The right approach to equitably and morally compensating genuine victims of modern day vestiges of the horrors of the enslavement of black Africans in America would be designed to recognize legitimate instances of merit, accomplishment, and triumph over adversity wherever they truly exist.
It is a blindly overbroad approach focusing purely on racial identity that inspires resentment and gives rise to high profile "reverse discrimination" law suits on the part of prospective students and employees unfairly displaced by less qualified (sometimes even completely unqualified) candidates, merely by virtue of their race.(6)
The philosophical beauty of focusing on identifying genuine cases of merit wherever they may exist is that it properly allocates resources of federal and state assistance to all Americans equally, without undermining the interests of the original class of beneficiaries for whom they were developed originally.
6. Carter, L.H., Reason In Law (pp 101-3)
That the holocaust of American enslavement of black Africans gives rise to a moral obligation is uncontroverted.
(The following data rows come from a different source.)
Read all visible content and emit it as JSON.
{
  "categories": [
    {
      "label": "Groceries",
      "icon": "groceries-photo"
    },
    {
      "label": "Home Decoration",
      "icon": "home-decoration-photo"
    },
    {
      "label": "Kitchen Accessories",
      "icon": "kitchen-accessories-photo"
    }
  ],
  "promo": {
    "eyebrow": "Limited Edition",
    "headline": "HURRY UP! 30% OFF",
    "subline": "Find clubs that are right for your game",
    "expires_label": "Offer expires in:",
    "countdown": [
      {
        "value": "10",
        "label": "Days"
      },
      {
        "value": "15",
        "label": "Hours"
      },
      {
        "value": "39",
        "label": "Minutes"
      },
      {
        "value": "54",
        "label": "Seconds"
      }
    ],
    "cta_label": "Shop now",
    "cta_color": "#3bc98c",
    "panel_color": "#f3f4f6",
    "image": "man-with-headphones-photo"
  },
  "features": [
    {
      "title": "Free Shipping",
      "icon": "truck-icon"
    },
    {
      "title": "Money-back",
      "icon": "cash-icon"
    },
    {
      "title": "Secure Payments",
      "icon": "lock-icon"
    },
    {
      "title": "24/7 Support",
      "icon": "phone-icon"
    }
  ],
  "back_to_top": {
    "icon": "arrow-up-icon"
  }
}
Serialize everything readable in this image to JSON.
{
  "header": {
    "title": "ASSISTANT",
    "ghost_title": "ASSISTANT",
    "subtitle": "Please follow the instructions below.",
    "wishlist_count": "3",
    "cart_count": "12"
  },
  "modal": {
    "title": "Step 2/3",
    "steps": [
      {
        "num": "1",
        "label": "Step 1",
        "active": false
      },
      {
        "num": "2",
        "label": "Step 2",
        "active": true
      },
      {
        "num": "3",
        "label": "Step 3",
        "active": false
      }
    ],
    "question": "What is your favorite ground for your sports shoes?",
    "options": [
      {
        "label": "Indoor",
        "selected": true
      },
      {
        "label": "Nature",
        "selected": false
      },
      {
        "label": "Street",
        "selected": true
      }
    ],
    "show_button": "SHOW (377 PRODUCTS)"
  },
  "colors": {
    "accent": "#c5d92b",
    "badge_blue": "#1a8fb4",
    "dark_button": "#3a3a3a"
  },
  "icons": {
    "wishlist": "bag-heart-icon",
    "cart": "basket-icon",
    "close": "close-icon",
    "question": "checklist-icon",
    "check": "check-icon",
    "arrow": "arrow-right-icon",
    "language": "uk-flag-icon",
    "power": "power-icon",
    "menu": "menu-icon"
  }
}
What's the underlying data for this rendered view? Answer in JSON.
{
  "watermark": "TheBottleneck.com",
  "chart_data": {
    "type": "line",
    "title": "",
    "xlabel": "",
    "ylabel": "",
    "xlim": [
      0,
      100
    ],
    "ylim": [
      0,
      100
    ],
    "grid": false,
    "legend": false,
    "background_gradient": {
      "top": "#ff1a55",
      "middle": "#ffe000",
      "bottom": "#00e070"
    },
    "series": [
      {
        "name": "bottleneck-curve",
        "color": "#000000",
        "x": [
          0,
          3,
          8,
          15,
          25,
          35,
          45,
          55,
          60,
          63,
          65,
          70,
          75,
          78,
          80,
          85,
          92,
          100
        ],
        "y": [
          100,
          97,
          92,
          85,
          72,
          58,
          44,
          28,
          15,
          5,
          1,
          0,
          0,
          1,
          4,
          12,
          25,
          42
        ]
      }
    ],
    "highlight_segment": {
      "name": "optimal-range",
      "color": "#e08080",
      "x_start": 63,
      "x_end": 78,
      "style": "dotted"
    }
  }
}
It is a testament to the sincerity of the modern
American system of justice that the descendants of African slaves now enjoy all the rights, freedoms, and opportunities of American citizenship, by law. Title VI of the Civil Rights Act of 1964 expresses the principle of economic opportunity to which all
Americans are entitled by law:
No person in the United States shall, on the grounds of race, color, or national origin, be excluded from participation in, be denied the benefits of, or be subjected to discrimination under any program or activity receiving federal financial assistance"(7)
The ultimate goal of Affirmative Action theory is to level the playing field, not to establish a field of opportunity that is permanently slanted, long after the underlying circumstances justifying their inception have been eliminated.
The ultimate result of failing to incorporate modern realities into Affirmative
Action theory and programs is a perpetuation of a racial divide between black and white Americans, rather than a country united, where achievement is based on merit and never blindly denied or awarded, merely by virtue of race.
Business corporations, like the federal government, have a moral obligation to recognize and reward triumph over genuinely adverse situations wherever possible.
At the same time, they must provide opportunities to qualified candidates fairly, and utterly without prejudice or blind preferences based on racial identity. A failure to ignore the latter consideration undermines the moral and philosophical concerns expressed by the former, to the detriment of business, individual rights, the achievements of highly qualified minority candidates, and American society.
7) Carter, L.H., Reason In Law (p. 101)
1. Carter, L.H. Reason In Law; 1979 (Little Brown and Co.)
2. Grutter v. Bollinger, (02-241) 288 F.3d 732, affirmed. Accessed at http://supct.law.cornell.edu/supct/html/02-241.ZO.html
3. Regents of Univ. Of Cal. v. Bakke, 438 U.S. 265 (1978). Accessed at http://supct.law.cornell.edu/supct/html/02-241.ZO.html
4. United States Department of Commerce News (1996);
Facts from the Census Bureau for Black History Month Accessed at http://www.census.gov/Press-Release/blkhis1.html